Korea (Environmental Labelling)
North America (Canada' s Environmental Choice, Canada' s Ecologo)
Nordic Countries (Nordic Swan) includes Denmark, Iceland, Finland, Norway, Sweden
New Zealand (Environmental Choice New Zealand)
Chinese Taipei (Green Mark)
Sweden (Good Green Buy)
Singapore (Green Label)
Sweden (TCO)
Spain (AENOR-Medio Ambiente)
Thailand (Thai Green Label) Ukraine
(Living Planet)
USA (Green Seal)
S ource: http://globalecolabelling.net/about/


Sustainable Tourism: Socio-Cultural, Environmental and Economics Impact, pp. 279-294, 2011 L.

Linda A. Piper, MBA, PhD Candidate Assistant

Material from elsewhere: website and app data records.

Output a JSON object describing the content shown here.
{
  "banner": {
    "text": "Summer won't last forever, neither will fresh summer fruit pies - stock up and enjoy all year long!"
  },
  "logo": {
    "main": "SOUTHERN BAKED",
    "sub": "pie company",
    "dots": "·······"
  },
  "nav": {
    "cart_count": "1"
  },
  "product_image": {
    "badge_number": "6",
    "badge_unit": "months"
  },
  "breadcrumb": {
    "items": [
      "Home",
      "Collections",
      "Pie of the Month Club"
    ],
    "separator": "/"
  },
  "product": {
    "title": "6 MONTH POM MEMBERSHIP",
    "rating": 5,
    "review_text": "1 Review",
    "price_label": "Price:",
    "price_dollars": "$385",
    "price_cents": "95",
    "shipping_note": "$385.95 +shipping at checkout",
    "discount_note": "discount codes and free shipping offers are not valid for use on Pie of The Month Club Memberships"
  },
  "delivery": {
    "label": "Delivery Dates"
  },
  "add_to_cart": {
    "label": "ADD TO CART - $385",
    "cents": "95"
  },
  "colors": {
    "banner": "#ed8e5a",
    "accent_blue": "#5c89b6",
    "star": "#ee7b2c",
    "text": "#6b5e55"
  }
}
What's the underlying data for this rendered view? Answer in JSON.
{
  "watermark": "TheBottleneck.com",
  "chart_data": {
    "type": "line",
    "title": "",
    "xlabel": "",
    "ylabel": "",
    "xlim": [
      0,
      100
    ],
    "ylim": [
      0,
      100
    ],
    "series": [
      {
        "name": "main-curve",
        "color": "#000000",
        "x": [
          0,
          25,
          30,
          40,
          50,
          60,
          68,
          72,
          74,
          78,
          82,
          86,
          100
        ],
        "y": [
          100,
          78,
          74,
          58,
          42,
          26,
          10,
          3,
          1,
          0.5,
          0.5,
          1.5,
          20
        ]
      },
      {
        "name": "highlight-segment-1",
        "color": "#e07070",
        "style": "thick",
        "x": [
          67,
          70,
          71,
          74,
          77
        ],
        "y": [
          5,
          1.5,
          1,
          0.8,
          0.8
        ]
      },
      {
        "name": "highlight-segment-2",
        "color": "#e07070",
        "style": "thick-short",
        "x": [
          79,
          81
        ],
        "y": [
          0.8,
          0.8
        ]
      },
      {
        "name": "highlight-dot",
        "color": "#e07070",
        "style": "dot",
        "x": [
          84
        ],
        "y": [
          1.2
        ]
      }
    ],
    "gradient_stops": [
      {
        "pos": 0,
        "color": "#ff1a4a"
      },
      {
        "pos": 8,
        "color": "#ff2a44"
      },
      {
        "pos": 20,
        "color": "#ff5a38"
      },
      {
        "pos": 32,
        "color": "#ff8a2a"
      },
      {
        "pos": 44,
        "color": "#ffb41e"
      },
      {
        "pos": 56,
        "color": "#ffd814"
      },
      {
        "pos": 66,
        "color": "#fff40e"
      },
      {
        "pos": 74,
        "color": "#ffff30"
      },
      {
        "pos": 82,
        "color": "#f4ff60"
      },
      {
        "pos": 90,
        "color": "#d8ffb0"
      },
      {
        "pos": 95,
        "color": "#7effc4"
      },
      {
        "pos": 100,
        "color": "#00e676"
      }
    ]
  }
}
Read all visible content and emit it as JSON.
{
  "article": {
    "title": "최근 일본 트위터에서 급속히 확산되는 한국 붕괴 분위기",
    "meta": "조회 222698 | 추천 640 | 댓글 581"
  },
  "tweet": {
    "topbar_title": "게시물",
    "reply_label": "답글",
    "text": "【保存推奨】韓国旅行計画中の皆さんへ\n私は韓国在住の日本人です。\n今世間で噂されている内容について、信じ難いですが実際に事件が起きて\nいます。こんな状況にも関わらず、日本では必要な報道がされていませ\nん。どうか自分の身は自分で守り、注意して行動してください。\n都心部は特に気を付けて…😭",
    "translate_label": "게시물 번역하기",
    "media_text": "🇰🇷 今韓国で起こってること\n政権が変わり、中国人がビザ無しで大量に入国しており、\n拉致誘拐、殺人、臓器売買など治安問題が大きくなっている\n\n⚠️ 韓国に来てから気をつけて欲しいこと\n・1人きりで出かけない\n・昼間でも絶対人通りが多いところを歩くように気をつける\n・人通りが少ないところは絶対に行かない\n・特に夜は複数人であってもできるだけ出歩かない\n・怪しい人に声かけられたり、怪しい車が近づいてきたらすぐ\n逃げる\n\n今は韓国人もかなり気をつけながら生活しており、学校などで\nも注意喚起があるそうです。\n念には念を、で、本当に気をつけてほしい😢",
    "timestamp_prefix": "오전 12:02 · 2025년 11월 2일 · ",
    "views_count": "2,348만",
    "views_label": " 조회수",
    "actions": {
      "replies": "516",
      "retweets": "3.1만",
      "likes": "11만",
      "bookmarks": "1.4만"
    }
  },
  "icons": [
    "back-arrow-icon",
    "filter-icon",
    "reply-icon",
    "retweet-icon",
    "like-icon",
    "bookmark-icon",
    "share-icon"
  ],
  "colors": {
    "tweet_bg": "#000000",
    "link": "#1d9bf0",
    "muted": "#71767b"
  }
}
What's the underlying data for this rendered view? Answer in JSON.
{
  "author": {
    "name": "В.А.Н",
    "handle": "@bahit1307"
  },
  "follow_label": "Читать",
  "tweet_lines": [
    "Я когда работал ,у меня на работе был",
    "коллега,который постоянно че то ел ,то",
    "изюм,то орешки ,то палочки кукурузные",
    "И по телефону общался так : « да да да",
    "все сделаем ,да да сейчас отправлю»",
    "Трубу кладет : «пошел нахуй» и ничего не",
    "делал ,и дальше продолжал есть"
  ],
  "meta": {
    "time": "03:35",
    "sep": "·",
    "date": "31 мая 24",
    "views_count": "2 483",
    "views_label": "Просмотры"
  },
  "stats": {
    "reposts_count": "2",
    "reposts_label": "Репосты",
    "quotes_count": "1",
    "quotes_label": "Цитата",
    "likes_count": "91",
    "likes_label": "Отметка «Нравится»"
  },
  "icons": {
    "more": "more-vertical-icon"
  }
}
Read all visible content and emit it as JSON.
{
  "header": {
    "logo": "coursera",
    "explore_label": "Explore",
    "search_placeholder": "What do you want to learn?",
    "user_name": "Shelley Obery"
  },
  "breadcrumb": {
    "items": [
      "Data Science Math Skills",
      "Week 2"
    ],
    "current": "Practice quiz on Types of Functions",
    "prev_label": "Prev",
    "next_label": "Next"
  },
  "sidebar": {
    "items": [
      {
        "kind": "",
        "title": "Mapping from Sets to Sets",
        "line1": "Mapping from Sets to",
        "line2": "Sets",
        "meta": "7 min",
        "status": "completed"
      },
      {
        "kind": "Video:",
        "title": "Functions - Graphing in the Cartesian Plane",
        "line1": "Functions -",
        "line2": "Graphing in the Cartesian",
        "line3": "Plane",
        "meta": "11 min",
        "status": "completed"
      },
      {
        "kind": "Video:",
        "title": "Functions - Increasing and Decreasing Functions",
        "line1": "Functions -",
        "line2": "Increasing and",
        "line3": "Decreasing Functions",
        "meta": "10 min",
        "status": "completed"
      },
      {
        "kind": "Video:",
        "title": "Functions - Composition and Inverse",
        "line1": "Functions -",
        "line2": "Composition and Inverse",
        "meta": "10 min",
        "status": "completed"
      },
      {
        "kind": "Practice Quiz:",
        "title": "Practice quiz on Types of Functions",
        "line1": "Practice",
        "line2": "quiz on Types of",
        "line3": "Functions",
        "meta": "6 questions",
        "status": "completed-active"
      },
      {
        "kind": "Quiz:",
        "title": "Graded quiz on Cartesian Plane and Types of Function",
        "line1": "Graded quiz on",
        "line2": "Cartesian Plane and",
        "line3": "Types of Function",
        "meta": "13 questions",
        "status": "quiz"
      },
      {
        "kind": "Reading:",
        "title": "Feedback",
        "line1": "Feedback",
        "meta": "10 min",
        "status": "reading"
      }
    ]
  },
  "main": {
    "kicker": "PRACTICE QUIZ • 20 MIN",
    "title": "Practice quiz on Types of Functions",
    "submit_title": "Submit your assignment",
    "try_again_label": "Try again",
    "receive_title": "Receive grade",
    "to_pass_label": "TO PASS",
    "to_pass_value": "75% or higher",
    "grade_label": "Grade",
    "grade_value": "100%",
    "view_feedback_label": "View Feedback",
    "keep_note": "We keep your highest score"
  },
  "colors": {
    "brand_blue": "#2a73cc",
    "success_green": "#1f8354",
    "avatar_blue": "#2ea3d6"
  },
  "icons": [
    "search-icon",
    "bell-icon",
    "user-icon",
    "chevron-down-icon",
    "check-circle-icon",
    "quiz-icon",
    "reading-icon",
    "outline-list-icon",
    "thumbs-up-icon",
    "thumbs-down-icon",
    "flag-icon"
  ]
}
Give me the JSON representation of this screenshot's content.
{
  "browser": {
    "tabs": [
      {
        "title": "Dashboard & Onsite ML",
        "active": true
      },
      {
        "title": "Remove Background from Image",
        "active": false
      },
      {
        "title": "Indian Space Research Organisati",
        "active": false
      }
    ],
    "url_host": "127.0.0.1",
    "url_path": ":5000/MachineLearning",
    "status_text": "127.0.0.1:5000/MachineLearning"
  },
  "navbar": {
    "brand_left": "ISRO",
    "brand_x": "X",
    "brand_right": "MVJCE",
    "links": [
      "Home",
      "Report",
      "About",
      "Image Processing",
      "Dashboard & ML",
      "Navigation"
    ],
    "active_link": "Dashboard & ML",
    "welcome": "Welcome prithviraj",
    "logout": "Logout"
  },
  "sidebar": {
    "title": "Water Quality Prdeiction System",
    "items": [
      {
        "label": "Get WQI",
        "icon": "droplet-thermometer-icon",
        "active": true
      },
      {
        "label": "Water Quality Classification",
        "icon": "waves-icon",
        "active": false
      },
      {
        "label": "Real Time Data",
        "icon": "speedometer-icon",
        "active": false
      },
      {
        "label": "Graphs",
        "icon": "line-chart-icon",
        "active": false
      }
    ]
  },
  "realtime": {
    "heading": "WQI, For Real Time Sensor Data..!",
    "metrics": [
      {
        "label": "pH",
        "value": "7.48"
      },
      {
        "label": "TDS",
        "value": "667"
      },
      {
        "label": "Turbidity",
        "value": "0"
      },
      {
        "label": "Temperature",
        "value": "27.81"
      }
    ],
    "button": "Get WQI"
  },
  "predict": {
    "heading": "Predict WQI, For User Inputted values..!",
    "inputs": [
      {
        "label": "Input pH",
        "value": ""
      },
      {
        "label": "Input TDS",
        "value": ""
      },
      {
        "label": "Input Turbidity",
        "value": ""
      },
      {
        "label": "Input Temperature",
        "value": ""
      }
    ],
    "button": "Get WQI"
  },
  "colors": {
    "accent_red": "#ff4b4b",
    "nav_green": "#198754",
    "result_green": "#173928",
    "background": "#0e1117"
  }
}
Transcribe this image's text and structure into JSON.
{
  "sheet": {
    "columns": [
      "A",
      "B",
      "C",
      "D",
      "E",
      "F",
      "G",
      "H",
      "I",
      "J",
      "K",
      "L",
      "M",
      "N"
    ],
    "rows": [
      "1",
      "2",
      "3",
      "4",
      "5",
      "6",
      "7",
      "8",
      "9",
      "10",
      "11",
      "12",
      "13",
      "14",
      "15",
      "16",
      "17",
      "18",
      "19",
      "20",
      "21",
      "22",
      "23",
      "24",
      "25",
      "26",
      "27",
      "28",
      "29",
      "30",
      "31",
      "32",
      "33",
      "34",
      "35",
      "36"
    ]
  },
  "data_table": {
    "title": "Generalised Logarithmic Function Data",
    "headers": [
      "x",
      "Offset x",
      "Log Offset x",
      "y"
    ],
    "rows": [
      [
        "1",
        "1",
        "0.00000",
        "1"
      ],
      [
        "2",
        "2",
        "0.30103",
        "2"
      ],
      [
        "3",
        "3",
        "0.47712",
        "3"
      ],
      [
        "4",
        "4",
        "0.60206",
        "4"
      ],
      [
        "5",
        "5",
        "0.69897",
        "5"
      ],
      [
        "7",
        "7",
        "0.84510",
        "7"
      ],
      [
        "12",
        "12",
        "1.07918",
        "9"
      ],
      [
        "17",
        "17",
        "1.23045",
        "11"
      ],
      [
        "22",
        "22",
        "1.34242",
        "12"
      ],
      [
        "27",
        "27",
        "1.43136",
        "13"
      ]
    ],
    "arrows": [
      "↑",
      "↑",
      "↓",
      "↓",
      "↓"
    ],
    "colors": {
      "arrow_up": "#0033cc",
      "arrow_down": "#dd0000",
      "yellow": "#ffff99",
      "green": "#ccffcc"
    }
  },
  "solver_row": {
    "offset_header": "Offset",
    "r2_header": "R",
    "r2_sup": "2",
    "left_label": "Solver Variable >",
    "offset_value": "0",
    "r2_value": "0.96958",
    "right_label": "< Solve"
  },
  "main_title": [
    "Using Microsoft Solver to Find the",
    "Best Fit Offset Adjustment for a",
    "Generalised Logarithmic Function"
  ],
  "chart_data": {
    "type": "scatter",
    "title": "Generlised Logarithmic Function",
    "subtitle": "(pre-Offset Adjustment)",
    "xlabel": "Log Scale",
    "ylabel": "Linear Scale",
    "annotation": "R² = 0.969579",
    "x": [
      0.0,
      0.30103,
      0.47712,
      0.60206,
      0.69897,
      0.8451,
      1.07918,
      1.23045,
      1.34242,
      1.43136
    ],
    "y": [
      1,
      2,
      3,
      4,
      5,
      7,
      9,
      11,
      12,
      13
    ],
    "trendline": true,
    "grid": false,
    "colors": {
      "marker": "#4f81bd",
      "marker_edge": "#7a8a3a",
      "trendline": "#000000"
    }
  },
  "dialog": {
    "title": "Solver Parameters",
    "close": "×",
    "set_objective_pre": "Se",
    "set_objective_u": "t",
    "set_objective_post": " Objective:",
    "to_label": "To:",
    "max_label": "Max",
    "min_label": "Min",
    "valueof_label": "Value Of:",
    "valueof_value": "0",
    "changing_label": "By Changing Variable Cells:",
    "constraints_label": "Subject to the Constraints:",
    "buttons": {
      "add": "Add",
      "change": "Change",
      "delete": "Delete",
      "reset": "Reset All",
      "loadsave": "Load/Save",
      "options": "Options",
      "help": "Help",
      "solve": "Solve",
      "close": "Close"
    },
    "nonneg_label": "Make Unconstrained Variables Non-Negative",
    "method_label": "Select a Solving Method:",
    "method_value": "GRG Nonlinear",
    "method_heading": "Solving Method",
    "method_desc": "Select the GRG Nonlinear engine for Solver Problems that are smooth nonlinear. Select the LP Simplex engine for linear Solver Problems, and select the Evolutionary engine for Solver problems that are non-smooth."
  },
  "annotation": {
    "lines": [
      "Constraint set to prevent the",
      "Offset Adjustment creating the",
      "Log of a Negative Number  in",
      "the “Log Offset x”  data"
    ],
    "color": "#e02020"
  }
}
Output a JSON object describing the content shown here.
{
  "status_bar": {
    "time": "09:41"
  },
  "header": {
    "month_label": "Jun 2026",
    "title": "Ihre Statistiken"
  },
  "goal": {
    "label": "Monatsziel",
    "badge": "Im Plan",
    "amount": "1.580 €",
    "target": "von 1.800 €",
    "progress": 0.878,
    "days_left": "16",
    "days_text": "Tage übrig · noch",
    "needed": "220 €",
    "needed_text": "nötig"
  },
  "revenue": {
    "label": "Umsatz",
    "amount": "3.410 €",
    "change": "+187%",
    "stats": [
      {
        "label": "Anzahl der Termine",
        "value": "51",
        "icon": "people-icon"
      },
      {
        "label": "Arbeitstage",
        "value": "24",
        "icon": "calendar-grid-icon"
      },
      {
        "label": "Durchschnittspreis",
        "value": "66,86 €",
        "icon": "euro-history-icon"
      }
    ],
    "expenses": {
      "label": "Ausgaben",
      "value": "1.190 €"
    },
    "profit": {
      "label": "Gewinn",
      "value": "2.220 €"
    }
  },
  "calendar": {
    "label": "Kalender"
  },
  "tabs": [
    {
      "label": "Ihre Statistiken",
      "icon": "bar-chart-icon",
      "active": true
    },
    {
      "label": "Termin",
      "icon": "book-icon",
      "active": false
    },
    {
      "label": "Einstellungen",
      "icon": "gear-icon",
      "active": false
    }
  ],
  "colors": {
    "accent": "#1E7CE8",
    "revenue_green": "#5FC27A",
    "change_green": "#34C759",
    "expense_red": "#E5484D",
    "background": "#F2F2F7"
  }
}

Professor, School of Business Faculty of Applied
and Professional Studies Nipissing University
100 College Drive North Bay, ON, Canada P1B
Office: 705-474-3450, ext. 4902 email: lindap@nipissingu.ca
Michael Yeo, PhD, Associate Professor
Department of Philosophy
Parker Bldg. L735
Laurentian University
Ramsey Lake Road
Sudbury, ON, Canada
P3E 2C6
Office: 705-675-1151, ext. 3704
Fax: 705-675-4863
e-mail: myeo@laurentian.ca